On August 16, 2022, the United States Court of Appeals for the Fourth Circuit, in the matter of Williams v. Kincaid, issued a landmark decision, providing that individuals with gender dysphoria may be protected under the Americans with Disabilities Act and the Rehabilitation Act.
In Williams, a transgender woman sued a Virginia correctional facility after she was housed in a men’s facility and faced severe discrimination while incarcerated. Specifically, the Plaintiff asserted that she was denied access to medical treatment, including her hormone therapy which she had been taking for 15 years prior to incarceration. Further, the Plaintiff stated that she was misgendered by prison staff, forced to wear men’s clothing, and harassed by fellow inmates.
The Plaintiff ultimately sued several prison employees, including the Sheriff, alleging violations of the Americans with Disabilities Act (“ADA”), the Rehabilitation Act, the United States Constitution, and state common law. However, the District Court dismissed the case on the basis that gender dysphoria was specifically excluded as a recognized disability under the ADA as a “gender identity disorder not resulting from physical impairments.” 42 U.S.C. §12211(b)(1).
On appeal, the Plaintiff argued that (1) gender dysphoria was not a gender identity disorder and, (2) even if it were a gender identity disorder, it results from a physical basis and cannot be excluded from ADA protection.
The Court initially noted that while “gender identity disorders not resulting from physical impairments” were categorically excluded as ADA disabilities, that term is not defined in the ADA. Further, gender dysphoria itself was not specifically excluded because it did not exist as a diagnosis in 1990. As such, the ADA definition of “gender identity disorders not resulting from physical impairments” should be interpreted as it was understood upon enactment.
With those premises in mind, a gender identity disorder diagnosis in 1990 marked being transgender as a mental illness. However, with advances in medical understanding, the American Psychiatric Association (APA) removed “gender identity disorders” from the DSM-5 in 2013. Gender dysphoria replaced “gender identity disorders,” in the DSM-5, which now defines gender dysphoria as “clinically significant distress” someone may experience based on “an incongruence between their gender identity and assigned sex.”
Guided by Congress’ mandate that the courts must construe the definition of “disability” as broadly as the text of the ADA permits, the Court held that the categorical exclusion of “gender identity disorders” from the ADA is obsolete considering the DSM-5 changes, and therefore the exclusion does not apply to gender dysphoria.
To the Plaintiff’s second argument, the Court noted that hormone treatment enables “feminization or masculinization of the body,” and that Plaintiff claims that she experienced “emotional, psychological, and physical distress” without the treatment. Plaintiff further identified medical and scientific research noting possible physical bases of gender dysphoria. As such, the Court held that Plaintiff’s allegations raise “the reasonable inference” that her gender dysphoria results from a physical impairment.
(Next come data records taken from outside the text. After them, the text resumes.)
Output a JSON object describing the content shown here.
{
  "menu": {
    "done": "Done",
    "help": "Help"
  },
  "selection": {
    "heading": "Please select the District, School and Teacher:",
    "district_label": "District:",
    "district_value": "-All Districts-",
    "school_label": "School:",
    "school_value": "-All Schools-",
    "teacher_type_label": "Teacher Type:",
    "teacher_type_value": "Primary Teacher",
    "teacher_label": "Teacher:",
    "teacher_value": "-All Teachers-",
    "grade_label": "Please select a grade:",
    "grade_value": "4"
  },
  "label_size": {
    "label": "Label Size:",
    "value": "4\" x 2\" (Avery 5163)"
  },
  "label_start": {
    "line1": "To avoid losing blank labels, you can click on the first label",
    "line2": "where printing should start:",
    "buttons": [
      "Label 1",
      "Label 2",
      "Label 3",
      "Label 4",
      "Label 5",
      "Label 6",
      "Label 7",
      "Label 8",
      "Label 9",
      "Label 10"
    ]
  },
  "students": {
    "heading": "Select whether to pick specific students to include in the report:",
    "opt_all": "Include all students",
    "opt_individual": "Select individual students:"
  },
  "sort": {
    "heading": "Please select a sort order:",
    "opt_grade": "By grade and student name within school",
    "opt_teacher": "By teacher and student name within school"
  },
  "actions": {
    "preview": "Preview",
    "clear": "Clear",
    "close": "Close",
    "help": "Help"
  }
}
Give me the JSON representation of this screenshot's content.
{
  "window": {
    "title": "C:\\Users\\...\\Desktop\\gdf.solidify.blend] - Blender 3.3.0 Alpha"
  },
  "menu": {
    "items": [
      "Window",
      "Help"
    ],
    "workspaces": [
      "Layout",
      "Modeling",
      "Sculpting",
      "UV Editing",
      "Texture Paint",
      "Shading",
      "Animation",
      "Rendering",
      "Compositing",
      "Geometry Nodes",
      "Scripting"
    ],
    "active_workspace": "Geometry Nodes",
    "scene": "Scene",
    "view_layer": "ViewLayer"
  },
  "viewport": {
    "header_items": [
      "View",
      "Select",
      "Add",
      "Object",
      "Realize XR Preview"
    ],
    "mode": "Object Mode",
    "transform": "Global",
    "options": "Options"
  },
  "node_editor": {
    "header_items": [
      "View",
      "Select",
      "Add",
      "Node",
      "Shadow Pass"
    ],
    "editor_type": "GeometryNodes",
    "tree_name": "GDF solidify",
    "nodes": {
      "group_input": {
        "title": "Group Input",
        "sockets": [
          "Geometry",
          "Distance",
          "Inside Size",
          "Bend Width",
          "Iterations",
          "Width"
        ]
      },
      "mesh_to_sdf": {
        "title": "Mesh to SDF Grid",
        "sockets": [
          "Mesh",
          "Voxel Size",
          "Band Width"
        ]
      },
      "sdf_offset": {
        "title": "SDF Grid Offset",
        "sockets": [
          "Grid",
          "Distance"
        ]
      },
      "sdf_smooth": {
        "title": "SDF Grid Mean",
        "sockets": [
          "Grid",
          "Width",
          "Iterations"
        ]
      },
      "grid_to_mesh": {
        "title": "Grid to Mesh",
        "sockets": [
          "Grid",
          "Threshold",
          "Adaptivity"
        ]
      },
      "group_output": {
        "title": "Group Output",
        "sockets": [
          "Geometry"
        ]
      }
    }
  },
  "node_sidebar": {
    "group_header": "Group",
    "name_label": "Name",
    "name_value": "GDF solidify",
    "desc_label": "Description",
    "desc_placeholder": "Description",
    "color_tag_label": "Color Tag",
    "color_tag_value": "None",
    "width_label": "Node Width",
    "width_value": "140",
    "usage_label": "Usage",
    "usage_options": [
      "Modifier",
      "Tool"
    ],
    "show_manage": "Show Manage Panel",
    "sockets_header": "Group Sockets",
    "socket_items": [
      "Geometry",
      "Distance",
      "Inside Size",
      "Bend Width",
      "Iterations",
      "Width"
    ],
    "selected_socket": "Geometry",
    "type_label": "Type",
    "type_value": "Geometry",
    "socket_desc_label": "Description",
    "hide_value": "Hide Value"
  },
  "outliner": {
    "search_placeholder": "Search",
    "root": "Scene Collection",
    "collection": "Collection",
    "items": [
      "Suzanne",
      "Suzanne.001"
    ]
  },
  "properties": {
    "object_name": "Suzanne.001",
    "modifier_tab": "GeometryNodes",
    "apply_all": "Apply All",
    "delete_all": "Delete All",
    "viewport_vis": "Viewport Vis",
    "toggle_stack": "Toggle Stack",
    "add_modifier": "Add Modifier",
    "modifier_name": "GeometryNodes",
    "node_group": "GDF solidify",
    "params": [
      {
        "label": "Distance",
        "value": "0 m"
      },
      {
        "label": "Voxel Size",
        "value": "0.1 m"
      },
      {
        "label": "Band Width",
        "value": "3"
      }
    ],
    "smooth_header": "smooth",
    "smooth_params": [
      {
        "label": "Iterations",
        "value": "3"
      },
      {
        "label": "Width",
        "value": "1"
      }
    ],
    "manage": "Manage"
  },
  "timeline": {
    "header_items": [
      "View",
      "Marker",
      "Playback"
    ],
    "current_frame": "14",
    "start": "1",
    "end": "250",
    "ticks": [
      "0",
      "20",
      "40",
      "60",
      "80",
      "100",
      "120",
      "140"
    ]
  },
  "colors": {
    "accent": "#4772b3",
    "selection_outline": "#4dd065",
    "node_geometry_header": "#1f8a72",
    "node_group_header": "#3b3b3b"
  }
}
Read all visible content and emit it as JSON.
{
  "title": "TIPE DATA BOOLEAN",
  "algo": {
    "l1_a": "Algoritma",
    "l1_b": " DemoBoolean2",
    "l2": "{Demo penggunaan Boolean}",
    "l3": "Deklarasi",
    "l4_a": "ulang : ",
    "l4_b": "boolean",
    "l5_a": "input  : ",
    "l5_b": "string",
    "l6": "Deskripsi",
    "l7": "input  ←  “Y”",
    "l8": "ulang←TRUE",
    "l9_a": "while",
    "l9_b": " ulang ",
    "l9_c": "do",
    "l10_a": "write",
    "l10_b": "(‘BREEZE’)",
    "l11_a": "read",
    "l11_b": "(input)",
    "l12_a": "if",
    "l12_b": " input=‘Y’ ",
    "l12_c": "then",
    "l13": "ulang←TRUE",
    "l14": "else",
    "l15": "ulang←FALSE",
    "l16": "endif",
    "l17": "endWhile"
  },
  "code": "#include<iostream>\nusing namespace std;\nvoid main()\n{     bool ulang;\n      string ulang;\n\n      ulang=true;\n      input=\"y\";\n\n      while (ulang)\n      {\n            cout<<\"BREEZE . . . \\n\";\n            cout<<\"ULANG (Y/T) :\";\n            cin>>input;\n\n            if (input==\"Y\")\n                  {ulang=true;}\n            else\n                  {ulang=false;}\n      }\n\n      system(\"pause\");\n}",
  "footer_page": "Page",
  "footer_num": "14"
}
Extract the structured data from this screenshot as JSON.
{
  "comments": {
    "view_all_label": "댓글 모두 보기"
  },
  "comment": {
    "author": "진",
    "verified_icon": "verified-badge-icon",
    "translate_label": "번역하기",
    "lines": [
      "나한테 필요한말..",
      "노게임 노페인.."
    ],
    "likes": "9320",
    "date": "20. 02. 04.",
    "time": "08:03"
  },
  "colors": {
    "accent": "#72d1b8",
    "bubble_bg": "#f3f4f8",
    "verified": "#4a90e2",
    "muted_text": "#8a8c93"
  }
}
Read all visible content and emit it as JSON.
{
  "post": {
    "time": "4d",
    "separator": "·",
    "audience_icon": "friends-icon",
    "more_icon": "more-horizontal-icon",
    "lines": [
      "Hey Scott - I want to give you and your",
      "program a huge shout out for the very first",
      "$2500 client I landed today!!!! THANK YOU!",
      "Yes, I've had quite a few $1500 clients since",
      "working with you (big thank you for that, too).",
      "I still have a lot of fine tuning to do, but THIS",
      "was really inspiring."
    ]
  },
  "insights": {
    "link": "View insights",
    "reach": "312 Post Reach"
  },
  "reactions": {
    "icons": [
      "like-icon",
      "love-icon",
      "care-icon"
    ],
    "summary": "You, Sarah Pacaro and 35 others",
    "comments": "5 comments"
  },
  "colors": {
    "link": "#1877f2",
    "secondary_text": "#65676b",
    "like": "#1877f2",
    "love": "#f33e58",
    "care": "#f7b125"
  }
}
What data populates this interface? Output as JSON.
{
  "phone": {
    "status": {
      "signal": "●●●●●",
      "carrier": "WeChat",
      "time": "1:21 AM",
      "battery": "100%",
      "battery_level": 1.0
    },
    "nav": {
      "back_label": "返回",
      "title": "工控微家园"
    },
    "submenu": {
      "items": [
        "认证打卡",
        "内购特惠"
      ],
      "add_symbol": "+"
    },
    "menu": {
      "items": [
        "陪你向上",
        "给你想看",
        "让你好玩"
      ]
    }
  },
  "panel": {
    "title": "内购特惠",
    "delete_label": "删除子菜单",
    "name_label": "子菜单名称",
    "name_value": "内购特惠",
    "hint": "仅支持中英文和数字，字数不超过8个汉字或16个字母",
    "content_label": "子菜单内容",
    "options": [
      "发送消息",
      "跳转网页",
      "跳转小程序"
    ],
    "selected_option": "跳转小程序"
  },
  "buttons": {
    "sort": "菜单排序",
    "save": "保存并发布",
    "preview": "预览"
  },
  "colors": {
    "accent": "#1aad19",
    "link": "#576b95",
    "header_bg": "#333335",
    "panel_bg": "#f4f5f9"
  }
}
The Fourth Circuit Court of Appeals is one of twelve regional appellate courts. The Court presides over appeals from nine federal district courts in Maryland, Virginia, West Virginia, North Carolina, and South Carolina. Post Williams, employees experiencing gender dysphoria in these jurisdictions are entitled to the protections of the ADA, including reasonable accommodation. However, Williams marks a change in the legal landscape, at the federal level, pertaining to transgender rights. All employers should expect requests from employees seeking to use gendered facilities and those that seek a leave of absence to pursue gender-affirming treatment. Diversity and inclusion programs, as well as revised policies and proactive planning, can help employers proactively navigate gender dysphoria-related requests for accommodation and unnecessary legal challenge and associated liability.
If you have any questions regarding Williams and its effects on your business or any related policies, please contact one of the attorneys in our Employment Law Group at 1-888-488-2638 or EmploymentLaw@c-wlaw.com.
The information in this article is provided for general informational purposes only and may not reflect the current law in your jurisdiction. By reading this article, you understand that there is no attorney-client relationship between you and Cipriani & Werner, P.C. or any of our attorneys. No information contained in this article should be construed as legal advice from Cipriani & Werner, P.C. or the individual authors.